Every salesperson is an entrepreneur — you write your checks, drive sales, charge your income, and deal with your cash flow — you’re a small business owner. Although being an entrepreneur is nerve-wracking at times, with so much potential in you, this industry can transform your life if you line up with a great company and don’t give up too soon.
Mistake 4: Comparison
Theodore Roosevelt once said, “Comparison is a thief of joy.” You have absolutely no reason to slip into self-judgment by comparing yourself with other salespeople. It doesn’t matter if they sold more roofs. What matters is if you did better than YOU did yesterday or over the last year.
How Many Doors Should New Reps Knock Daily?
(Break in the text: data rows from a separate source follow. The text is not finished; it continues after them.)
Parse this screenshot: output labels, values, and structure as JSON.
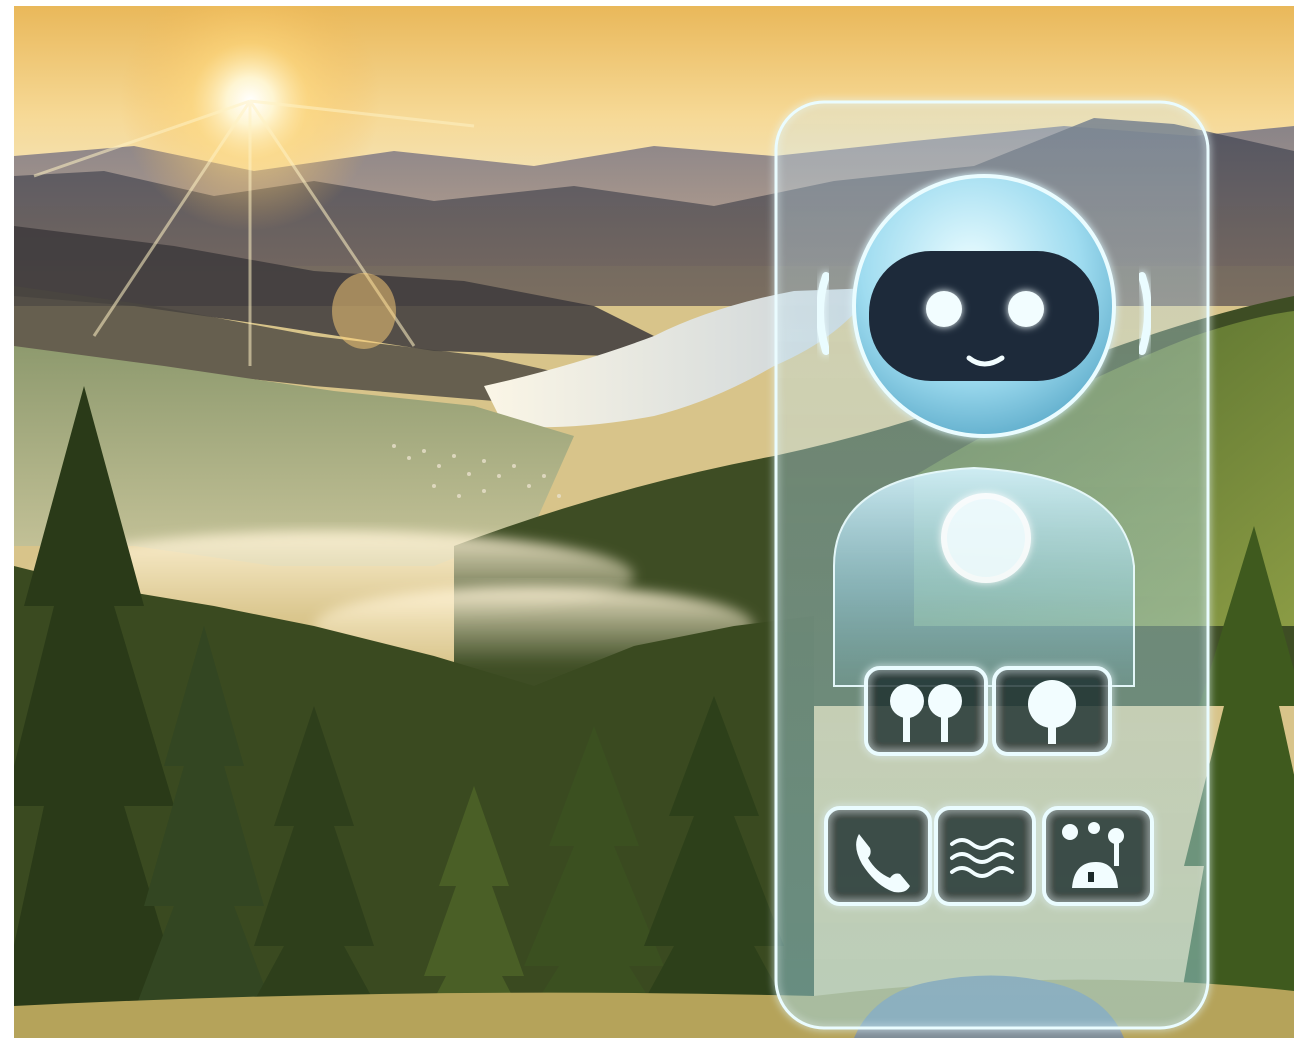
{
  "scene": {
    "subject": "robot-assistant",
    "background": "mountain-valley-at-sunrise",
    "colors": {
      "sky_top": "#f4c66a",
      "sky_horizon": "#f7e2a8",
      "sun": "#fff6d8",
      "lake": "#f3efe0",
      "far_mountains": "#5a6178",
      "mid_hills": "#3b4a4a",
      "forest_dark": "#1e2b18",
      "forest_light": "#5c7a2c",
      "glass_edge": "#e6fbff",
      "robot_glow": "#bff3ff",
      "robot_visor": "#1d2a3a"
    }
  },
  "assistant_panel": {
    "top_row_icons": [
      "trees-icon",
      "oak-tree-icon"
    ],
    "bottom_row_icons": [
      "phone-icon",
      "waves-icon",
      "settings-alert-icon"
    ]
  }
}
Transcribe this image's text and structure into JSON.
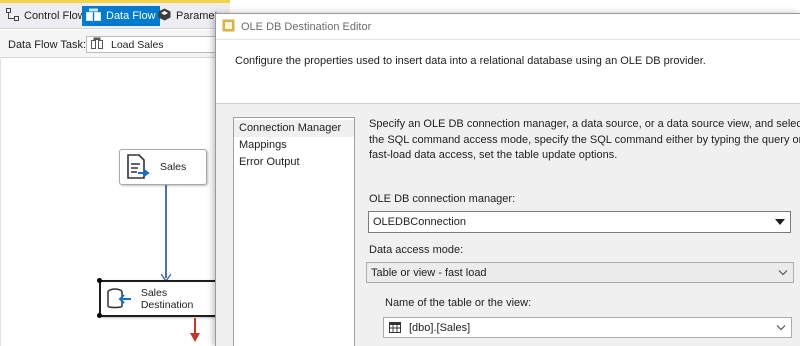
{
  "designer": {
    "tabs": [
      {
        "label": "Control Flow"
      },
      {
        "label": "Data Flow"
      },
      {
        "label": "Paramete"
      }
    ],
    "task_label": "Data Flow Task:",
    "task_value": "Load Sales",
    "components": [
      {
        "label": "Sales"
      },
      {
        "label": "Sales Destination"
      }
    ]
  },
  "dialog": {
    "title": "OLE DB Destination Editor",
    "description": "Configure the properties used to insert data into a relational database using an OLE DB provider.",
    "nav_items": [
      {
        "label": "Connection Manager"
      },
      {
        "label": "Mappings"
      },
      {
        "label": "Error Output"
      }
    ],
    "info_lines": [
      "Specify an OLE DB connection manager, a data source, or a data source view, and select the dat",
      "the SQL command access mode, specify the SQL command either by typing the query or by us",
      "fast-load data access, set the table update options."
    ],
    "connection_label": "OLE DB connection manager:",
    "connection_value": "OLEDBConnection",
    "access_mode_label": "Data access mode:",
    "access_mode_value": "Table or view - fast load",
    "table_label": "Name of the table or the view:",
    "table_value": "[dbo].[Sales]"
  },
  "colors": {
    "accent": "#007acc",
    "flow_line": "#4f6fa8",
    "error_arrow": "#c0392b"
  },
  "icons": [
    "control-flow-icon",
    "data-flow-icon",
    "parameters-icon",
    "package-icon",
    "source-component-icon",
    "destination-component-icon",
    "dialog-app-icon",
    "table-grid-icon",
    "chevron-down-icon"
  ]
}
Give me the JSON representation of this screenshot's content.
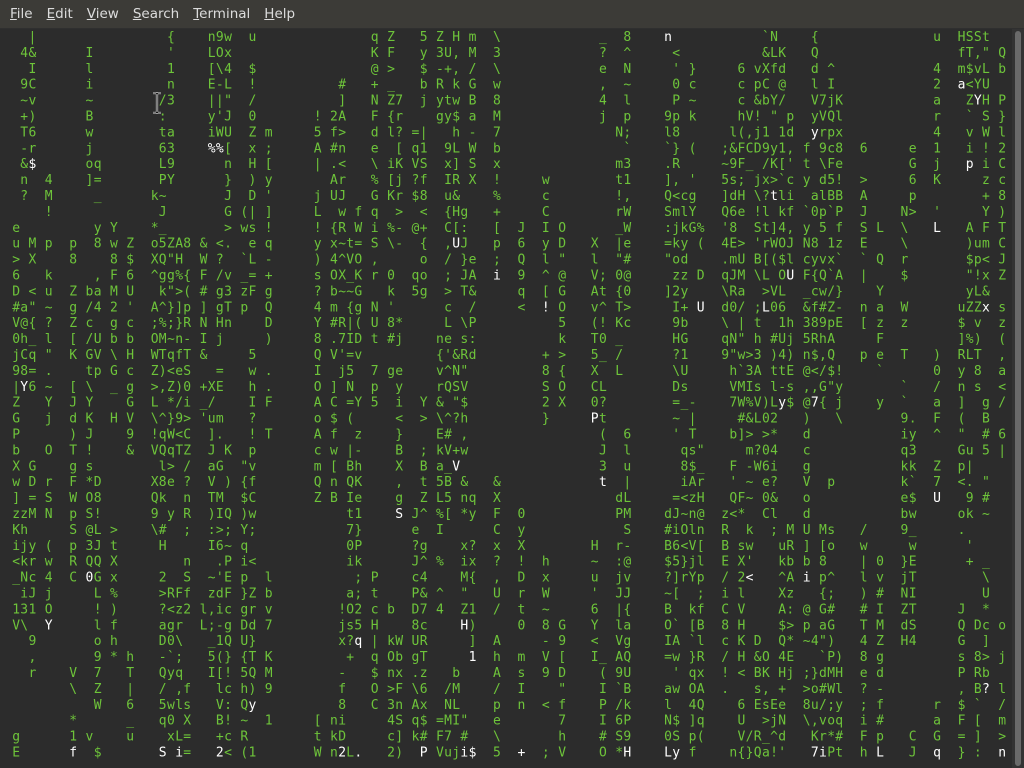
{
  "menubar": {
    "items": [
      {
        "label": "File",
        "mnemonic": "F",
        "rest": "ile"
      },
      {
        "label": "Edit",
        "mnemonic": "E",
        "rest": "dit"
      },
      {
        "label": "View",
        "mnemonic": "V",
        "rest": "iew"
      },
      {
        "label": "Search",
        "mnemonic": "S",
        "rest": "earch"
      },
      {
        "label": "Terminal",
        "mnemonic": "T",
        "rest": "erminal"
      },
      {
        "label": "Help",
        "mnemonic": "H",
        "rest": "elp"
      }
    ]
  },
  "terminal": {
    "colors": {
      "rain": "#6ec43a",
      "highlight": "#ffffff",
      "background": "#2c2c2c"
    },
    "rain_charset": "abcdefghijklmnopqrstuvwxyzABCDEFGHIJKLMNOPQRSTUVWXYZ0123456789!@#$%^&*()_+-=[]{};:'\",.<>/?\\|`~",
    "highlight_chars": [
      "U",
      "u",
      "S",
      "n",
      "x",
      "$",
      "I",
      "D",
      "a",
      "<",
      "P",
      "1",
      "+",
      "f",
      "8",
      "?",
      "0",
      "Z",
      "L",
      "y",
      "7",
      "%",
      "Y",
      "2",
      "l",
      "V",
      "i",
      "q",
      "t",
      "p",
      "H",
      "J",
      "j",
      "!",
      "k",
      "."
    ]
  }
}
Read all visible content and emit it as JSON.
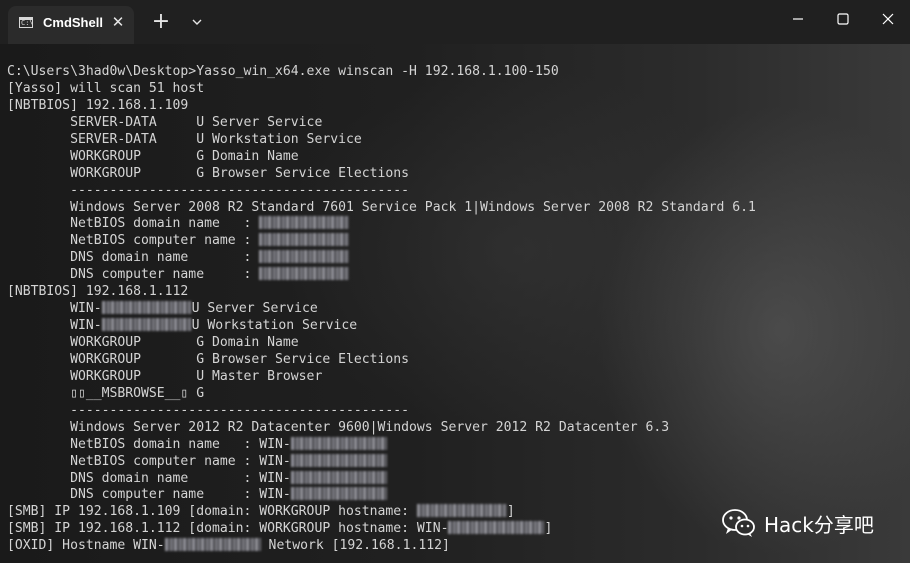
{
  "window": {
    "tab_title": "CmdShell",
    "tab_icon": "cmd-icon",
    "controls": {
      "minimize_icon": "minimize-icon",
      "maximize_icon": "maximize-icon",
      "close_icon": "close-icon"
    },
    "new_tab_icon": "plus-icon",
    "dropdown_icon": "chevron-down-icon",
    "close_tab_glyph": "✕",
    "new_tab_glyph": "+"
  },
  "terminal": {
    "lines": [
      [
        {
          "t": "C:\\Users\\3had0w\\Desktop>Yasso_win_x64.exe winscan -H 192.168.1.100-150"
        }
      ],
      [
        {
          "t": "[Yasso] will scan 51 host"
        }
      ],
      [
        {
          "t": "[NBTBIOS] 192.168.1.109"
        }
      ],
      [
        {
          "t": "        SERVER-DATA     U Server Service"
        }
      ],
      [
        {
          "t": "        SERVER-DATA     U Workstation Service"
        }
      ],
      [
        {
          "t": "        WORKGROUP       G Domain Name"
        }
      ],
      [
        {
          "t": "        WORKGROUP       G Browser Service Elections"
        }
      ],
      [
        {
          "t": "        -------------------------------------------"
        }
      ],
      [
        {
          "t": "        Windows Server 2008 R2 Standard 7601 Service Pack 1|Windows Server 2008 R2 Standard 6.1"
        }
      ],
      [
        {
          "t": "        NetBIOS domain name   : "
        },
        {
          "r": 90
        }
      ],
      [
        {
          "t": "        NetBIOS computer name : "
        },
        {
          "r": 90
        }
      ],
      [
        {
          "t": "        DNS domain name       : "
        },
        {
          "r": 90
        }
      ],
      [
        {
          "t": "        DNS computer name     : "
        },
        {
          "r": 90
        }
      ],
      [
        {
          "t": "[NBTBIOS] 192.168.1.112"
        }
      ],
      [
        {
          "t": "        WIN-"
        },
        {
          "r": 90
        },
        {
          "t": "U Server Service"
        }
      ],
      [
        {
          "t": "        WIN-"
        },
        {
          "r": 90
        },
        {
          "t": "U Workstation Service"
        }
      ],
      [
        {
          "t": "        WORKGROUP       G Domain Name"
        }
      ],
      [
        {
          "t": "        WORKGROUP       G Browser Service Elections"
        }
      ],
      [
        {
          "t": "        WORKGROUP       U Master Browser"
        }
      ],
      [
        {
          "t": "        ▯▯__MSBROWSE__▯ G"
        }
      ],
      [
        {
          "t": "        -------------------------------------------"
        }
      ],
      [
        {
          "t": "        Windows Server 2012 R2 Datacenter 9600|Windows Server 2012 R2 Datacenter 6.3"
        }
      ],
      [
        {
          "t": "        NetBIOS domain name   : WIN-"
        },
        {
          "r": 96
        }
      ],
      [
        {
          "t": "        NetBIOS computer name : WIN-"
        },
        {
          "r": 96
        }
      ],
      [
        {
          "t": "        DNS domain name       : WIN-"
        },
        {
          "r": 96
        }
      ],
      [
        {
          "t": "        DNS computer name     : WIN-"
        },
        {
          "r": 96
        }
      ],
      [
        {
          "t": "[SMB] IP 192.168.1.109 [domain: WORKGROUP hostname: "
        },
        {
          "r": 90
        },
        {
          "t": "]"
        }
      ],
      [
        {
          "t": "[SMB] IP 192.168.1.112 [domain: WORKGROUP hostname: WIN-"
        },
        {
          "r": 96
        },
        {
          "t": "]"
        }
      ],
      [
        {
          "t": "[OXID] Hostname WIN-"
        },
        {
          "r": 96
        },
        {
          "t": " Network [192.168.1.112]"
        }
      ]
    ]
  },
  "watermark": {
    "text": "Hack分享吧",
    "logo_icon": "wechat-icon"
  },
  "colors": {
    "text": "#d4d4d4",
    "titlebar": "#202020",
    "tab": "#2b2b2b"
  }
}
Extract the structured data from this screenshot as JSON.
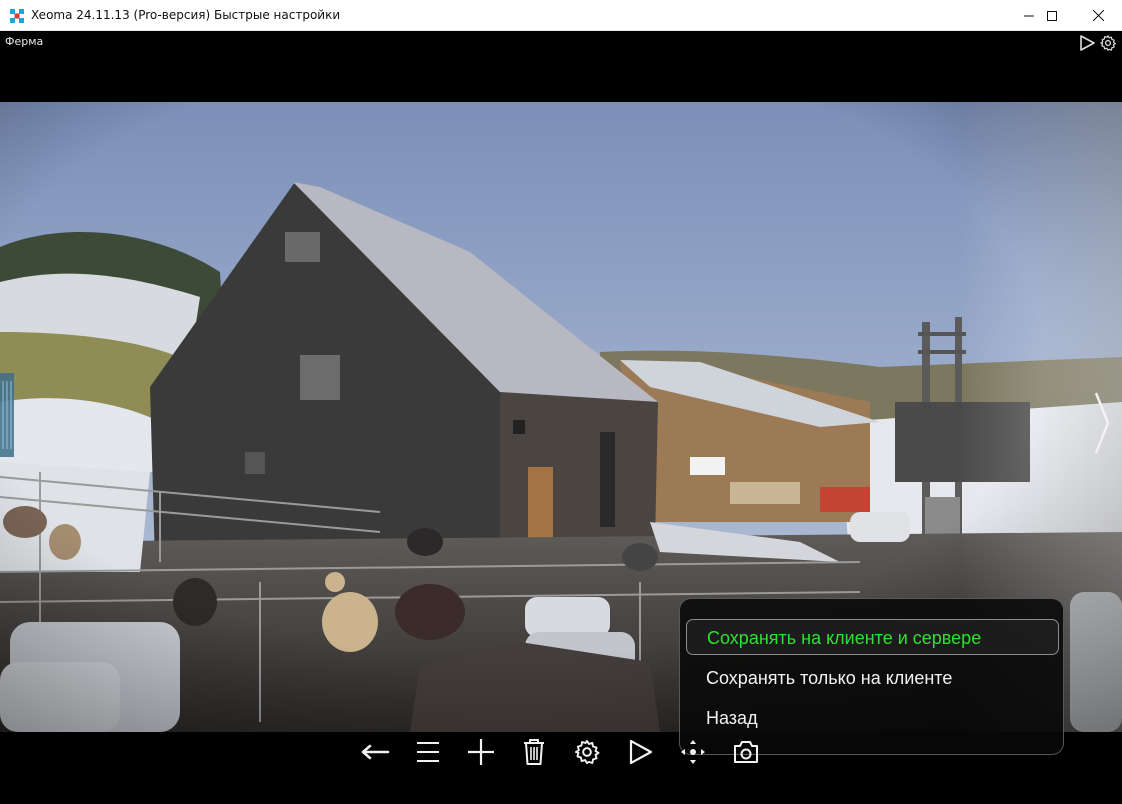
{
  "window": {
    "title": "Xeoma 24.11.13 (Pro-версия) Быстрые настройки",
    "buttons": [
      "minimize",
      "maximize",
      "close"
    ]
  },
  "camera": {
    "name": "Ферма"
  },
  "top_icons": [
    "play-icon",
    "gear-icon"
  ],
  "save_menu": {
    "items": [
      {
        "label": "Сохранять на клиенте и сервере",
        "active": true
      },
      {
        "label": "Сохранять только на клиенте",
        "active": false
      },
      {
        "label": "Назад",
        "active": false
      }
    ],
    "active_color": "#2fe12f"
  },
  "toolbar": {
    "buttons": [
      "back-arrow-icon",
      "menu-list-icon",
      "add-icon",
      "trash-icon",
      "settings-gear-icon",
      "play-icon",
      "move-icon",
      "camera-snapshot-icon"
    ]
  },
  "colors": {
    "background": "#000000",
    "titlebar": "#ffffff",
    "accent": "#2fe12f"
  }
}
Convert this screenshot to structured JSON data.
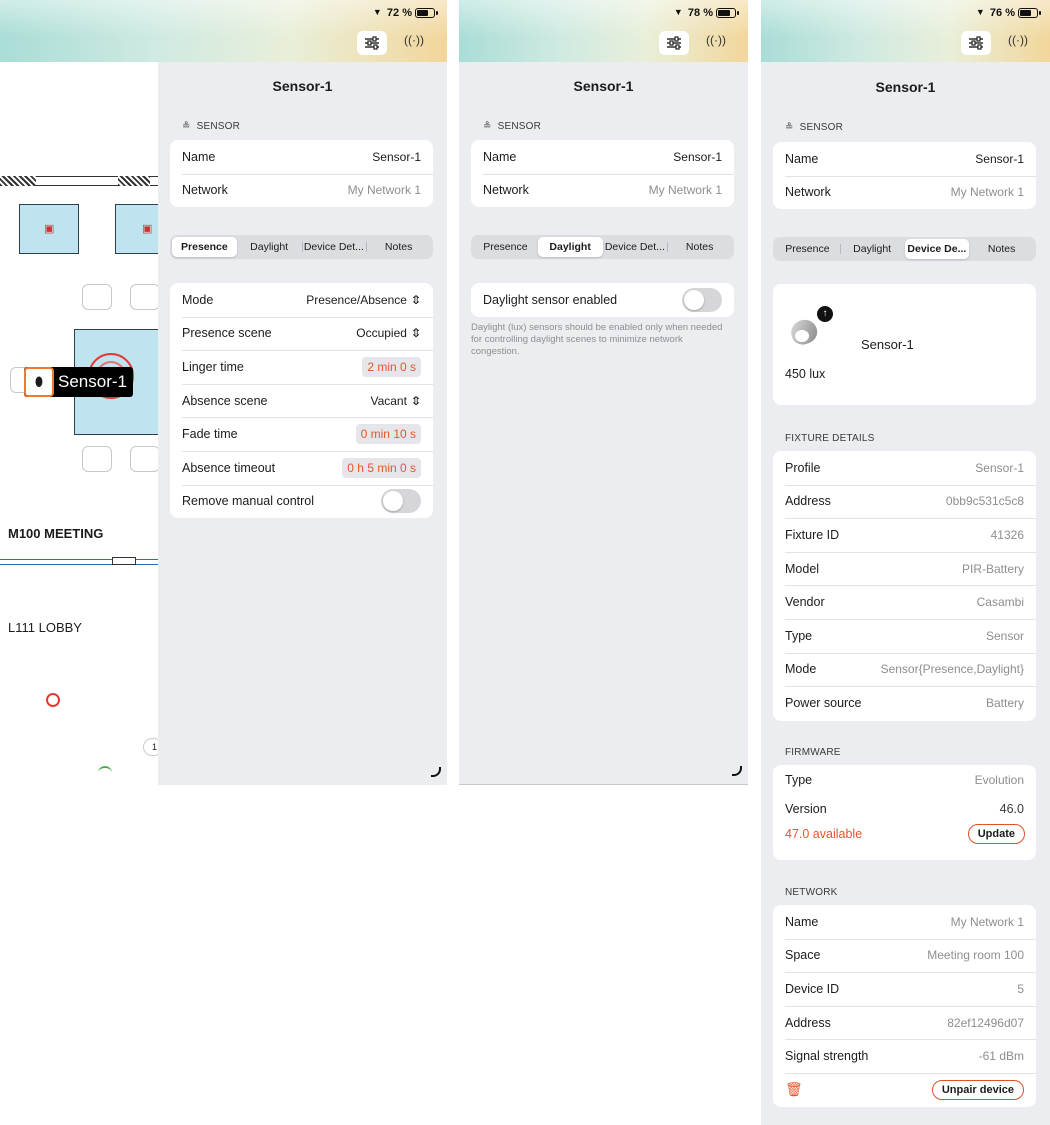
{
  "screens": [
    {
      "battery": "72 %",
      "battery_fill": 0.72
    },
    {
      "battery": "78 %",
      "battery_fill": 0.78
    },
    {
      "battery": "76 %",
      "battery_fill": 0.76
    }
  ],
  "title": "Sensor-1",
  "sensor_section": "SENSOR",
  "sensor_rows": {
    "name_label": "Name",
    "name_value": "Sensor-1",
    "network_label": "Network",
    "network_value": "My Network 1"
  },
  "tabs": [
    "Presence",
    "Daylight",
    "Device Det...",
    "Notes"
  ],
  "tabs_s3": [
    "Presence",
    "Daylight",
    "Device De...",
    "Notes"
  ],
  "floorplan": {
    "sensor_label": "Sensor-1",
    "room_meeting": "M100 MEETING",
    "room_lobby": "L111 LOBBY",
    "badge": "1"
  },
  "presence": {
    "mode_label": "Mode",
    "mode_value": "Presence/Absence",
    "presence_scene_label": "Presence scene",
    "presence_scene_value": "Occupied",
    "linger_label": "Linger time",
    "linger_value": "2 min 0 s",
    "absence_scene_label": "Absence scene",
    "absence_scene_value": "Vacant",
    "fade_label": "Fade time",
    "fade_value": "0 min 10 s",
    "absence_timeout_label": "Absence timeout",
    "absence_timeout_value": "0 h 5 min 0 s",
    "remove_manual_label": "Remove manual control",
    "remove_manual_on": false
  },
  "daylight": {
    "enabled_label": "Daylight sensor enabled",
    "enabled": false,
    "help": "Daylight (lux) sensors should be enabled only when needed for controlling daylight scenes to minimize network congestion."
  },
  "device": {
    "name": "Sensor-1",
    "lux": "450 lux",
    "fixture_section": "FIXTURE DETAILS",
    "fixture_rows": [
      {
        "label": "Profile",
        "value": "Sensor-1"
      },
      {
        "label": "Address",
        "value": "0bb9c531c5c8"
      },
      {
        "label": "Fixture ID",
        "value": "41326"
      },
      {
        "label": "Model",
        "value": "PIR-Battery"
      },
      {
        "label": "Vendor",
        "value": "Casambi"
      },
      {
        "label": "Type",
        "value": "Sensor"
      },
      {
        "label": "Mode",
        "value": "Sensor{Presence,Daylight}"
      },
      {
        "label": "Power source",
        "value": "Battery"
      }
    ],
    "firmware_section": "FIRMWARE",
    "fw_type_label": "Type",
    "fw_type_value": "Evolution",
    "fw_version_label": "Version",
    "fw_version_value": "46.0",
    "fw_available": "47.0 available",
    "fw_update": "Update",
    "network_section": "NETWORK",
    "network_rows": [
      {
        "label": "Name",
        "value": "My Network 1"
      },
      {
        "label": "Space",
        "value": "Meeting room 100"
      },
      {
        "label": "Device ID",
        "value": "5"
      },
      {
        "label": "Address",
        "value": "82ef12496d07"
      },
      {
        "label": "Signal strength",
        "value": "-61 dBm"
      }
    ],
    "unpair": "Unpair device"
  },
  "colors": {
    "accent": "#e4572e",
    "panel_bg": "#ebedf0",
    "room_fill": "#bfe3ef"
  }
}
Your sales guys might ask for a number to hit daily, but there are no fixed numbers. You need to find out how many doors YOU need to hit to get to YOUR target amount. It’s also heavily based on your market and demand.
Ultimately, it all boils down to this: Go knock on as many doors as possible when you’re brand new; for now, your only job is to make sales. So,
- Knock doors
- Leave letters at their doors, not door hangers (Adam teaches how to write them on his YouTube channel).
- Send direct mail letters and show back up to work that multi-touch approach. That is needed to be the neighborhood roofer and to create familiarity with homeowners.
Once get that first sale, you can leverage that neighborhood and convert them into more sales opportunities. When done appropriately, you can get up to 25 sales opportunities from one customer and one neighborhood.
When you try a new neighborhood and see some momentum gathering, YOU STAY PUT. Leave others for now and stay with that one. It’s going to be easier to get the second sale, which makes it much easier to get the third, and so on. The momentum carries you on tremendously.
What’s the Duration Between Not Giving Up Too Soon and “I Actually Suck At This?”
The roofing industry isn’t for everyone. But how do you know if it’s time to stop and get a different job? Here’s a roofing sales success formula; it has three elements — The “be,” “do,” and “say.”
- The “Be” is the person and who that person can become. Anyone who gets into roofing sales must have the right mindset and attitude.
- The “Do” means that they must be willing to:
- Be obsessed with personal development challenges.
- Be brave against rejection, conflict, and discomfort.
- Challenge themselves out of their comfort zone daily
- Work more to earn more.
- Invest in themselves and their education.
- The “Say”: The roofing industry is one of the few industries where what we say is how we write our sales checks. So when you learn to communicate more clearly, follow up better, and close deals, you can maximize your earnings.
The journey ahead may look daunting for new sales reps, but it’s not as scary as it seems. All you need is to step out of the wish zone with an organized plan, avoid the thief called comparison, and have a brave attitude that never says “never.” You’ll be unstoppable in your sales efforts. Which of these tips are you going to implement today?